■ Records supplied ■
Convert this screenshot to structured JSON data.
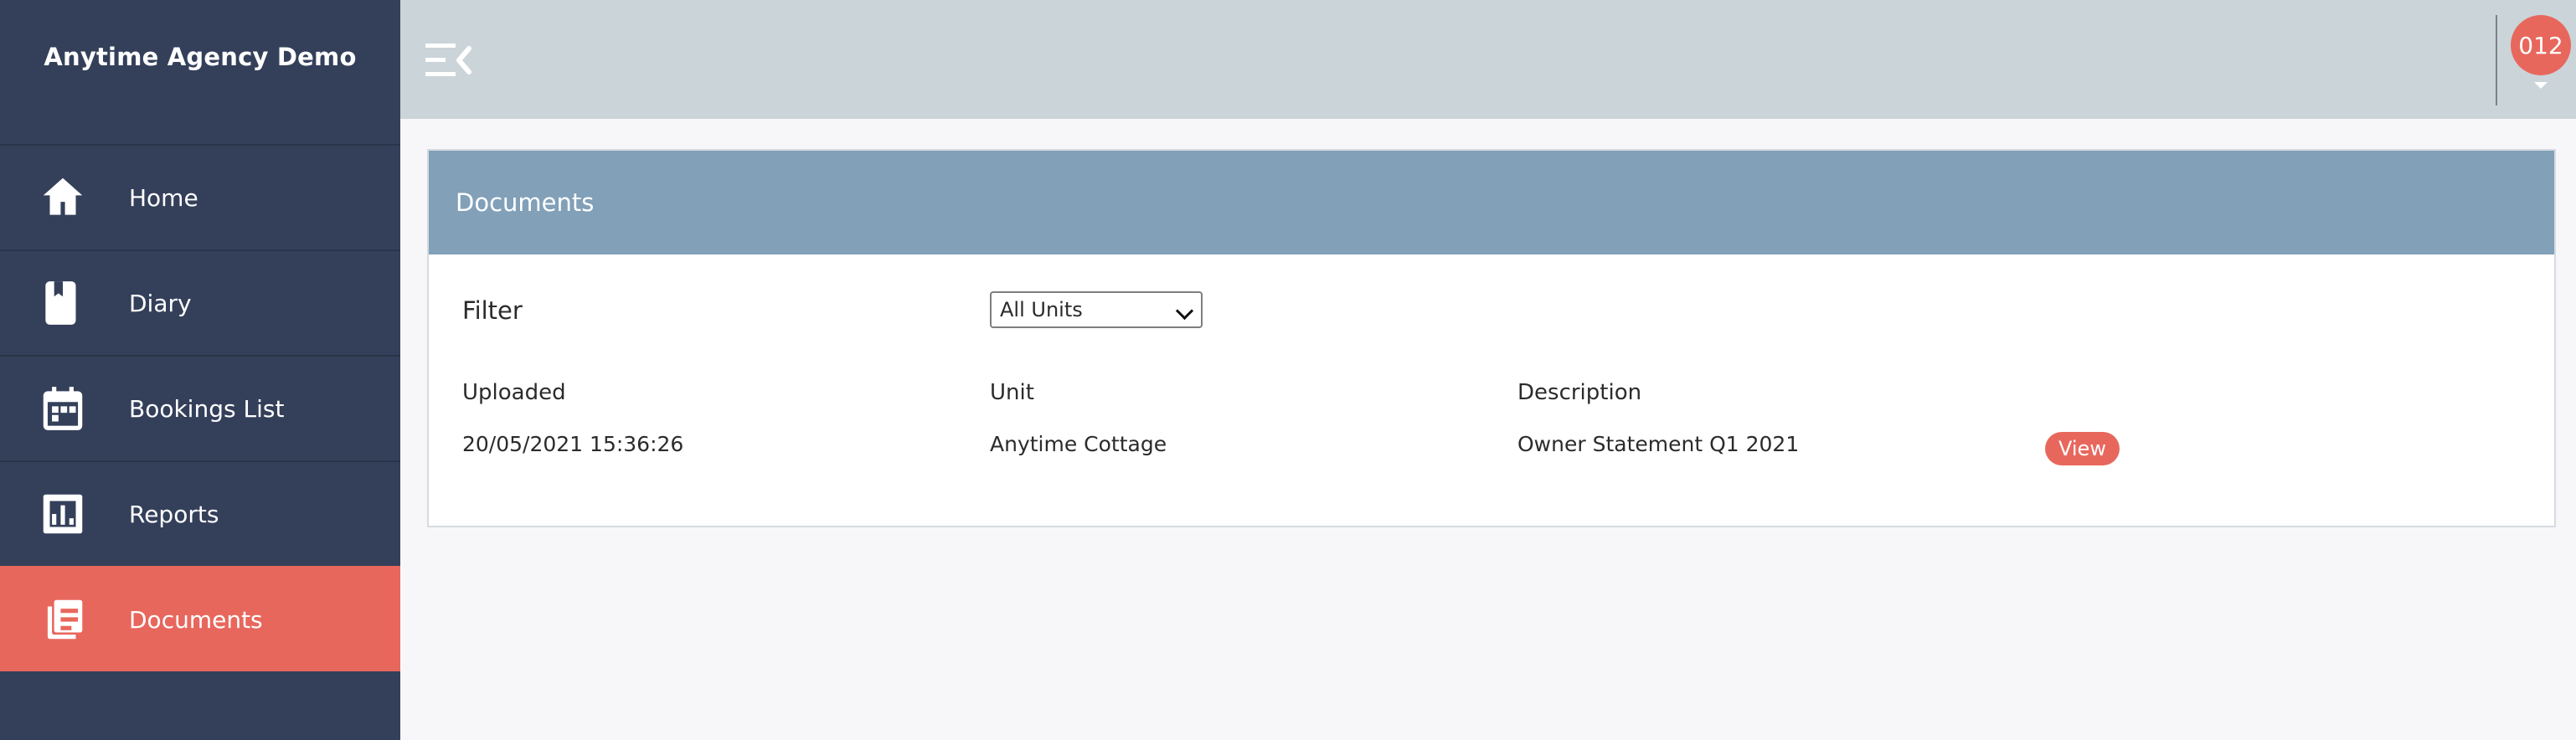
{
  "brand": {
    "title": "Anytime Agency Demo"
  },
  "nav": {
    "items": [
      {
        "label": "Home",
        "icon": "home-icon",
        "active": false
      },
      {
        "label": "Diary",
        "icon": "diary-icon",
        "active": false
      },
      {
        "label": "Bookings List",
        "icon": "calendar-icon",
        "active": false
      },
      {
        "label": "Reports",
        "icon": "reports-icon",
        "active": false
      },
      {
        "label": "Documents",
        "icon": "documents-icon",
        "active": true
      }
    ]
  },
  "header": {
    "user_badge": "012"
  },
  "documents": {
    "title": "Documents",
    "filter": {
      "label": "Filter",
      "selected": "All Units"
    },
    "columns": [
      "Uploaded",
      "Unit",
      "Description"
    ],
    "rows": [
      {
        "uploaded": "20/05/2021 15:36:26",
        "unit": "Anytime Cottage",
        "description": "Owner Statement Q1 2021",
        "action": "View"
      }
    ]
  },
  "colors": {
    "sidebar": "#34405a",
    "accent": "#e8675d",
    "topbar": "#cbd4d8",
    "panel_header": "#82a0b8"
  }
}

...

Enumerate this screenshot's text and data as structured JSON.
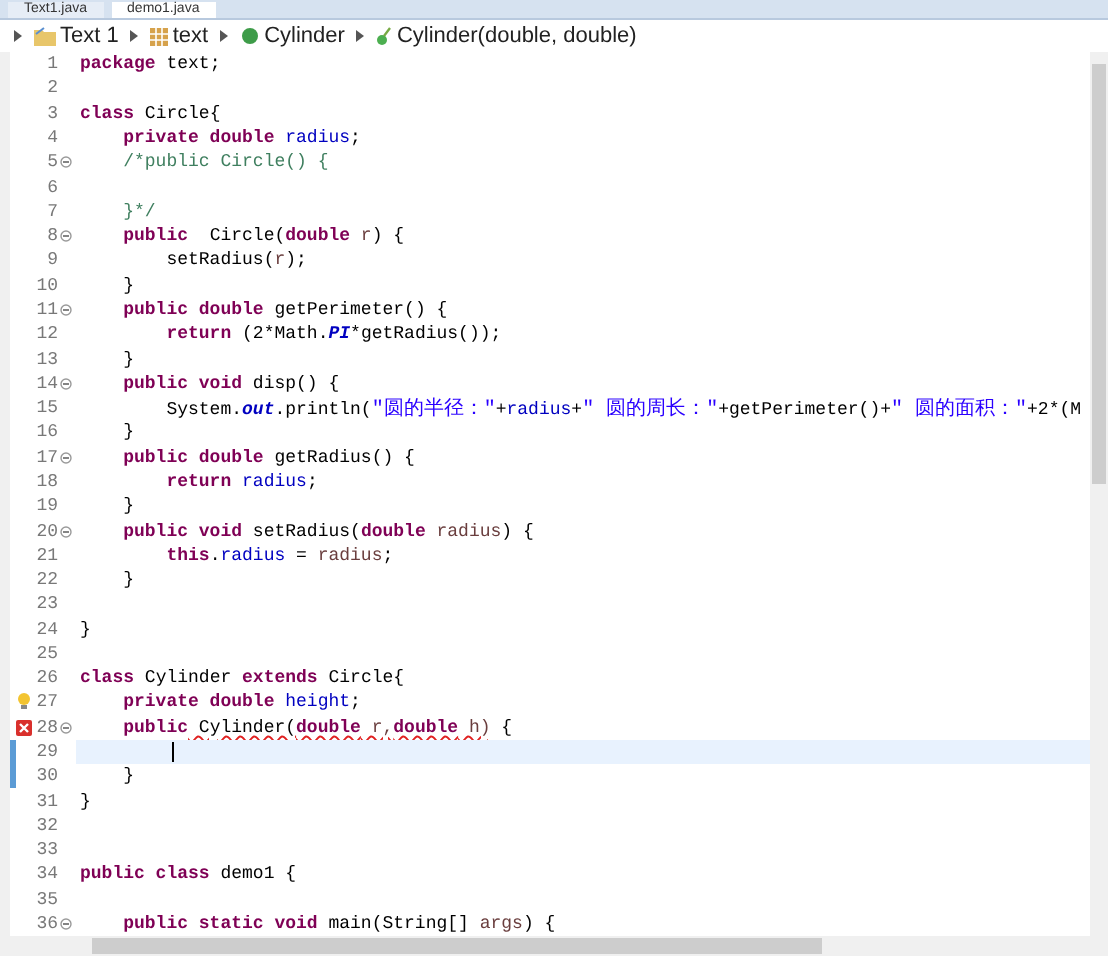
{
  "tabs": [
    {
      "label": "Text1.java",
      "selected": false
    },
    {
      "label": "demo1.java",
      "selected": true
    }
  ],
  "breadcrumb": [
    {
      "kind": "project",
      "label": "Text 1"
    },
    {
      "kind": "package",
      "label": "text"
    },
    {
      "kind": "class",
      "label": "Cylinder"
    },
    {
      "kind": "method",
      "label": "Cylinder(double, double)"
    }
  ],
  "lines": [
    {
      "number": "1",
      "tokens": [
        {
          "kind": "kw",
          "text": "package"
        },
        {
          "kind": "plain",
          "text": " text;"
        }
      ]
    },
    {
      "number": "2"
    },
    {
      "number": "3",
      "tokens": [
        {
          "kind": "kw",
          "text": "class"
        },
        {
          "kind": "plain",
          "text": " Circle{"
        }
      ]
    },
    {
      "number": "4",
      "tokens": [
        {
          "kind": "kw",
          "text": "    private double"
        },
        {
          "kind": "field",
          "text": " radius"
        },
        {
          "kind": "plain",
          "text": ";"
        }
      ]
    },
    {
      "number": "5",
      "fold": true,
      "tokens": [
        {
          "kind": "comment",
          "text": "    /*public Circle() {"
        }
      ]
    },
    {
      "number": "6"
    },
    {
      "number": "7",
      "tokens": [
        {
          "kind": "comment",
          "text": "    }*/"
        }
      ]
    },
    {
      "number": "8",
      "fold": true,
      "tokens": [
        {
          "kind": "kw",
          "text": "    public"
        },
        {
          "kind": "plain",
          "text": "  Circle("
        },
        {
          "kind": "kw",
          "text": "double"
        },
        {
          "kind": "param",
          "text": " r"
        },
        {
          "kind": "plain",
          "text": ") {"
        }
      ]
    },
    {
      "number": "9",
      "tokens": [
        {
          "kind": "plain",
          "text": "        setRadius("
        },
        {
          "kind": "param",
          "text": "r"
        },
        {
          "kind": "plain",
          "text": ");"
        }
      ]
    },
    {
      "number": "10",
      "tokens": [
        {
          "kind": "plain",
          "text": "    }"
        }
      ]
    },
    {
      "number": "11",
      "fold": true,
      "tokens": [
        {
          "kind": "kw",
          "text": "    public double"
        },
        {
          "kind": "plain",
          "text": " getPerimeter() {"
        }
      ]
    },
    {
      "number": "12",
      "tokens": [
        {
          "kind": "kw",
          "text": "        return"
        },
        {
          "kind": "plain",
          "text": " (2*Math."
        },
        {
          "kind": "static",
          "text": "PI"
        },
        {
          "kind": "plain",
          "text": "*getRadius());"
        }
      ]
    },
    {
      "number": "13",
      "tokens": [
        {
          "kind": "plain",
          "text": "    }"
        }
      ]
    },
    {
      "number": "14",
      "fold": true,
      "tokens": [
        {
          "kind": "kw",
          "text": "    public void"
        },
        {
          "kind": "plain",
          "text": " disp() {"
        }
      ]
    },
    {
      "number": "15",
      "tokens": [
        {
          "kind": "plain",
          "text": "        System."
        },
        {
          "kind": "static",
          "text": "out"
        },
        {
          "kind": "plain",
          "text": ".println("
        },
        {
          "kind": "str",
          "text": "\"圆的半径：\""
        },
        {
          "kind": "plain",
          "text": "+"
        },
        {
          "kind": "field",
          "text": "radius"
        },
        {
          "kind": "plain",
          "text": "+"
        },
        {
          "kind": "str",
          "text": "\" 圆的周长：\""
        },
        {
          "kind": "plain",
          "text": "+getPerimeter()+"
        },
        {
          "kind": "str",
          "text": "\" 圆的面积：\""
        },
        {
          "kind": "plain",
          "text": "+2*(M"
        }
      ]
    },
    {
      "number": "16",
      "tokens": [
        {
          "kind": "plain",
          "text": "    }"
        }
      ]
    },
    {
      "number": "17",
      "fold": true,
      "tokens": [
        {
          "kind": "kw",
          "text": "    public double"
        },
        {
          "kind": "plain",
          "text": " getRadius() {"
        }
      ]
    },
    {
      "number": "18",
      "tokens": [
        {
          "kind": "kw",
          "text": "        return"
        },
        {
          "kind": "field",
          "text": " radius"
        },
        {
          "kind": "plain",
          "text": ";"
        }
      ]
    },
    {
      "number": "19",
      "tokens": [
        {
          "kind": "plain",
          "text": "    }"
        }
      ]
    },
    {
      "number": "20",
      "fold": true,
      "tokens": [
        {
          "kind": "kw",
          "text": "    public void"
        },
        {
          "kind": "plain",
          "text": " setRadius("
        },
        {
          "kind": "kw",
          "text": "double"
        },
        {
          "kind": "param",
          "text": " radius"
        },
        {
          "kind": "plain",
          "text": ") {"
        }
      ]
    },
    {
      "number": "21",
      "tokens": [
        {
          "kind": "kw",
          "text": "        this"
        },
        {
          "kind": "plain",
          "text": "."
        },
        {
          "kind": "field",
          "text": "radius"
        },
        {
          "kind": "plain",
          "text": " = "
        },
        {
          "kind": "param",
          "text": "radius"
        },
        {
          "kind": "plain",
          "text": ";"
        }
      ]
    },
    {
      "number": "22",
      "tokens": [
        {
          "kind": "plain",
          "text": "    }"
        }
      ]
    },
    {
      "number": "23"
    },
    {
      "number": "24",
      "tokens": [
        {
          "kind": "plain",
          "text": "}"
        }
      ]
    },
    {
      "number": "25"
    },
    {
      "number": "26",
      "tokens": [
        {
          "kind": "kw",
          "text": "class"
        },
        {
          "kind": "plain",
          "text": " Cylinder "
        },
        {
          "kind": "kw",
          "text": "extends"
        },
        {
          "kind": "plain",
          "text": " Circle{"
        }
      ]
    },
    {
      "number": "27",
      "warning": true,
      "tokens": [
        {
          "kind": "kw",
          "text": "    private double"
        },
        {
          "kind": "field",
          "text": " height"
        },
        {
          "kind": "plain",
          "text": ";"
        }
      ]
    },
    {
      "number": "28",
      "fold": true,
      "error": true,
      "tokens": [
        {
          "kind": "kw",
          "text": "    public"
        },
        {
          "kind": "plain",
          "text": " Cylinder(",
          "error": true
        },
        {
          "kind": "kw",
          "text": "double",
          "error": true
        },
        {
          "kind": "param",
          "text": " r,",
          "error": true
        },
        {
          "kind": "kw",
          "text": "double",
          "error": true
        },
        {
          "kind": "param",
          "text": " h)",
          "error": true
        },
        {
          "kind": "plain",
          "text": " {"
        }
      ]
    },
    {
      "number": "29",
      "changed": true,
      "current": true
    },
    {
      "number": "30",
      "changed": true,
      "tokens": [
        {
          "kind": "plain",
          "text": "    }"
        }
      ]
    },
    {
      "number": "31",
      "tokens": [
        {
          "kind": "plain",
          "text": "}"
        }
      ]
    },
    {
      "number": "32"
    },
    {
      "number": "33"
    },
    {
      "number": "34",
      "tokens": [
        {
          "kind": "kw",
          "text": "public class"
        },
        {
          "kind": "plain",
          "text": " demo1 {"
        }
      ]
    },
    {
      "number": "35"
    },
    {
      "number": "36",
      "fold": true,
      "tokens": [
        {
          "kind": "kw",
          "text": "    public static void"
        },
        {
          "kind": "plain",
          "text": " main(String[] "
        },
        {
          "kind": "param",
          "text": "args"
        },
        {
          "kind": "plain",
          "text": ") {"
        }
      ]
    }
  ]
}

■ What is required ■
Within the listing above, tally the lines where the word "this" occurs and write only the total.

■ The completed task ■
3